- **Your goal**: Down to the last line, repeat the entries exactly.
........
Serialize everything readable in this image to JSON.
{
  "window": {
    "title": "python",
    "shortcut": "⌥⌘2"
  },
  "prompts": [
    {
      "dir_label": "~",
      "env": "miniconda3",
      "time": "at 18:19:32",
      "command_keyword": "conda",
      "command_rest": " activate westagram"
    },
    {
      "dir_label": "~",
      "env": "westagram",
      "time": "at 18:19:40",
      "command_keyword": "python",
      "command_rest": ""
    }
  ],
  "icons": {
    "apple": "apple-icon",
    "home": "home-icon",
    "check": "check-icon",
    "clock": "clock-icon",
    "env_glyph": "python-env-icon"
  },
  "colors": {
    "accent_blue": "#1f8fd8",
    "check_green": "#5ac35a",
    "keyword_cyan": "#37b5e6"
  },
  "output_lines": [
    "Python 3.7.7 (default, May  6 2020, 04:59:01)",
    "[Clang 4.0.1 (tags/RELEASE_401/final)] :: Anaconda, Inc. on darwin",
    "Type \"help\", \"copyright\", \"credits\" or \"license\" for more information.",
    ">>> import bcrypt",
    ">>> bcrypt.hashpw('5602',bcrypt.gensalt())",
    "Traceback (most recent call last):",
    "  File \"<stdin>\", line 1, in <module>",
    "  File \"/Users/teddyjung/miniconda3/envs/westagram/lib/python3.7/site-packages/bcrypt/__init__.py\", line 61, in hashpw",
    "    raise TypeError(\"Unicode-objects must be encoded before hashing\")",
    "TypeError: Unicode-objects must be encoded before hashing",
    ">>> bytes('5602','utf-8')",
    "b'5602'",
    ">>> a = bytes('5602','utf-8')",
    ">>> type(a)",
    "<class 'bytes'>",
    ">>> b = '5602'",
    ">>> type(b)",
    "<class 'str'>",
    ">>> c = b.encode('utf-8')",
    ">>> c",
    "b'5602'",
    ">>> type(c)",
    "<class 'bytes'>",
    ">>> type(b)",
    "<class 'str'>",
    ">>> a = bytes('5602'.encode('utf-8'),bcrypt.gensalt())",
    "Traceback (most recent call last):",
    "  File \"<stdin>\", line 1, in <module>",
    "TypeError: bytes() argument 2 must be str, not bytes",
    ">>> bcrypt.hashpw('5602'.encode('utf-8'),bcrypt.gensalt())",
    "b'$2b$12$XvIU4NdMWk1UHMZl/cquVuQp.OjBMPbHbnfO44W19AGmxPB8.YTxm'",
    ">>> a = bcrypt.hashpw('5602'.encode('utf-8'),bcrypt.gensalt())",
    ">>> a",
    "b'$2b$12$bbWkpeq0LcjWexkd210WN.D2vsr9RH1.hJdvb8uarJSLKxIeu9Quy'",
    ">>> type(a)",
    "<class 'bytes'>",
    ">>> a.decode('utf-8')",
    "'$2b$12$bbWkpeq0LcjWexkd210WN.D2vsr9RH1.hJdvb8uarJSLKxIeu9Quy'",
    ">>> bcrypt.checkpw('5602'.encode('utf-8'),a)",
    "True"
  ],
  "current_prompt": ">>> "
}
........
- **Answer below**:
Serialize everything readable in this image to JSON.
{
  "window": {
    "title": "python",
    "shortcut": "⌥⌘2"
  },
  "prompts": [
    {
      "dir_label": "~",
      "env": "miniconda3",
      "time": "at 18:19:32",
      "command_keyword": "conda",
      "command_rest": " activate westagram"
    },
    {
      "dir_label": "~",
      "env": "westagram",
      "time": "at 18:19:40",
      "command_keyword": "python",
      "command_rest": ""
    }
  ],
  "icons": {
    "apple": "apple-icon",
    "home": "home-icon",
    "check": "check-icon",
    "clock": "clock-icon",
    "env_glyph": "python-env-icon"
  },
  "colors": {
    "accent_blue": "#1f8fd8",
    "check_green": "#5ac35a",
    "keyword_cyan": "#37b5e6"
  },
  "output_lines": [
    "Python 3.7.7 (default, May  6 2020, 04:59:01)",
    "[Clang 4.0.1 (tags/RELEASE_401/final)] :: Anaconda, Inc. on darwin",
    "Type \"help\", \"copyright\", \"credits\" or \"license\" for more information.",
    ">>> import bcrypt",
    ">>> bcrypt.hashpw('5602',bcrypt.gensalt())",
    "Traceback (most recent call last):",
    "  File \"<stdin>\", line 1, in <module>",
    "  File \"/Users/teddyjung/miniconda3/envs/westagram/lib/python3.7/site-packages/bcrypt/__init__.py\", line 61, in hashpw",
    "    raise TypeError(\"Unicode-objects must be encoded before hashing\")",
    "TypeError: Unicode-objects must be encoded before hashing",
    ">>> bytes('5602','utf-8')",
    "b'5602'",
    ">>> a = bytes('5602','utf-8')",
    ">>> type(a)",
    "<class 'bytes'>",
    ">>> b = '5602'",
    ">>> type(b)",
    "<class 'str'>",
    ">>> c = b.encode('utf-8')",
    ">>> c",
    "b'5602'",
    ">>> type(c)",
    "<class 'bytes'>",
    ">>> type(b)",
    "<class 'str'>",
    ">>> a = bytes('5602'.encode('utf-8'),bcrypt.gensalt())",
    "Traceback (most recent call last):",
    "  File \"<stdin>\", line 1, in <module>",
    "TypeError: bytes() argument 2 must be str, not bytes",
    ">>> bcrypt.hashpw('5602'.encode('utf-8'),bcrypt.gensalt())",
    "b'$2b$12$XvIU4NdMWk1UHMZl/cquVuQp.OjBMPbHbnfO44W19AGmxPB8.YTxm'",
    ">>> a = bcrypt.hashpw('5602'.encode('utf-8'),bcrypt.gensalt())",
    ">>> a",
    "b'$2b$12$bbWkpeq0LcjWexkd210WN.D2vsr9RH1.hJdvb8uarJSLKxIeu9Quy'",
    ">>> type(a)",
    "<class 'bytes'>",
    ">>> a.decode('utf-8')",
    "'$2b$12$bbWkpeq0LcjWexkd210WN.D2vsr9RH1.hJdvb8uarJSLKxIeu9Quy'",
    ">>> bcrypt.checkpw('5602'.encode('utf-8'),a)",
    "True"
  ],
  "current_prompt": ">>> "
}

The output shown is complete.